Throughout his life, Bradbury liked to recount the story of meeting a carnival magician, Mr. Electrico, in 1932. At the end of his performance Electrico reached out to the twelve-year-old Bradbury, touched the boy with his sword, and commanded, Live forever! Bradbury later said, I decided that was the greatest idea I had ever heard. I started writing every day. I never stopped.

Sitting next to me at my desk is a penny postcard – with a 1¢ stamp added to account for a rise in postage – I received from Ray Bradbury in 1952.

It contains a favorite quote: “an author’s face shouldn’t be displayed too publicly, too often…” He would rather have been read than to have folks listen to him talking about his writing.

He will be missed.

Get a head start on 2009 – Sydney, Australia


I admit it. I love fireworks.

The very first fireworks display I went to was during the very first Barnum Festival in Bridgeport, Connecticut. WW2 was 3 years over. There had been no such displays in town during the war.

And no one was around who had put on large-scale fireworks displays from before the war. So, when everything went off – especially the mass display at the very end – the thousands of watchers who had gathered at Seaside Park to watch the fireworks launched from the beach became the targets of the falling embers and hot debris blown inland by the onshore breezes.

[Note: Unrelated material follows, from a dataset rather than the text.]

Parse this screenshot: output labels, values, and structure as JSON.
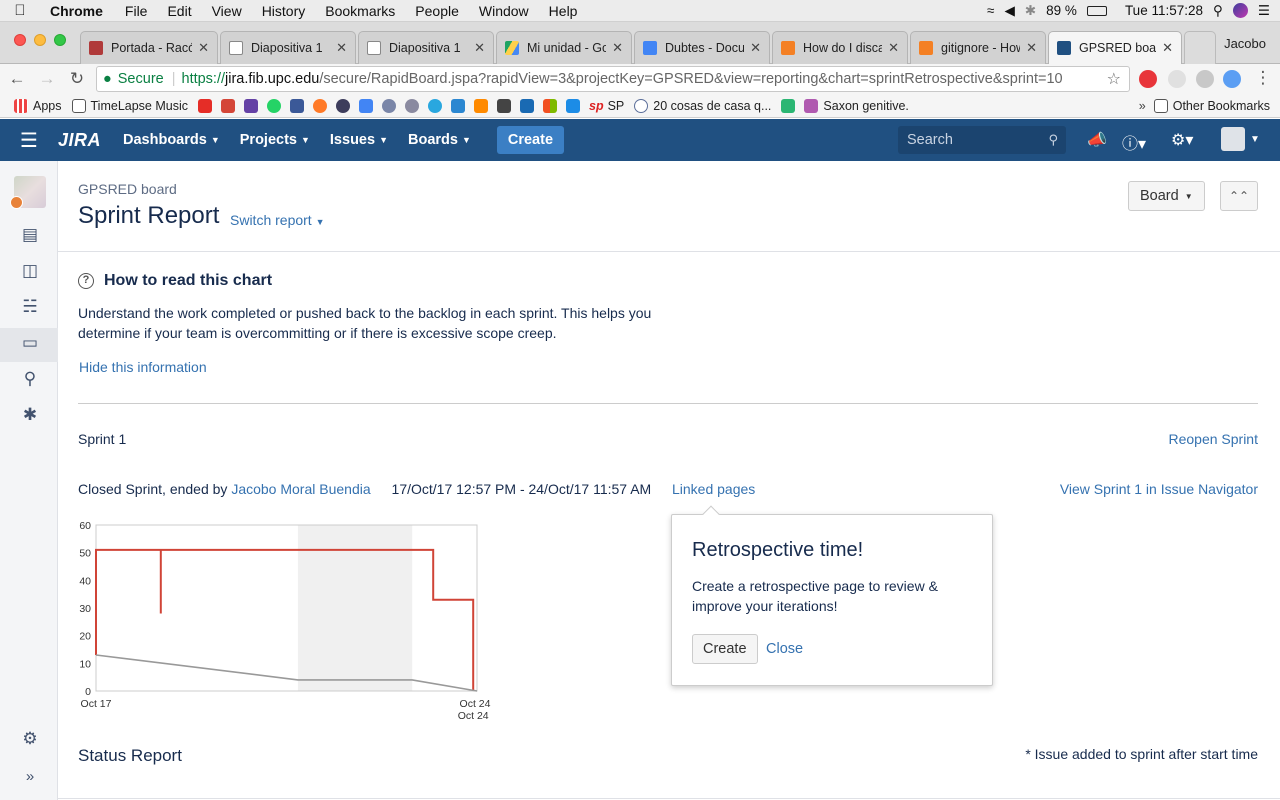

Pretty scary.

Later, many decades later, I learned how much Boston loves their fireworks – during many First Night celebrations in Beantown. I’d stash my car on the top of a parking garage near the harbor. The midnight display celebrating the New Year always was fabulous – and the traffic horrendous. Boston’s street system is nothing more than 17th-Century cowpaths paved over.

After wandering through First Night displays, exhibits and events, my friends and I would rendezvous at my car. Revel in the fireworks display. Then, tuck into an enormous potluck picnic – outside if it was a temperate evening – inside a couple of cars parked side-by-side if it was freezing. We wouldn’t try to drive home till the streets had mostly emptied out.

I love fireworks.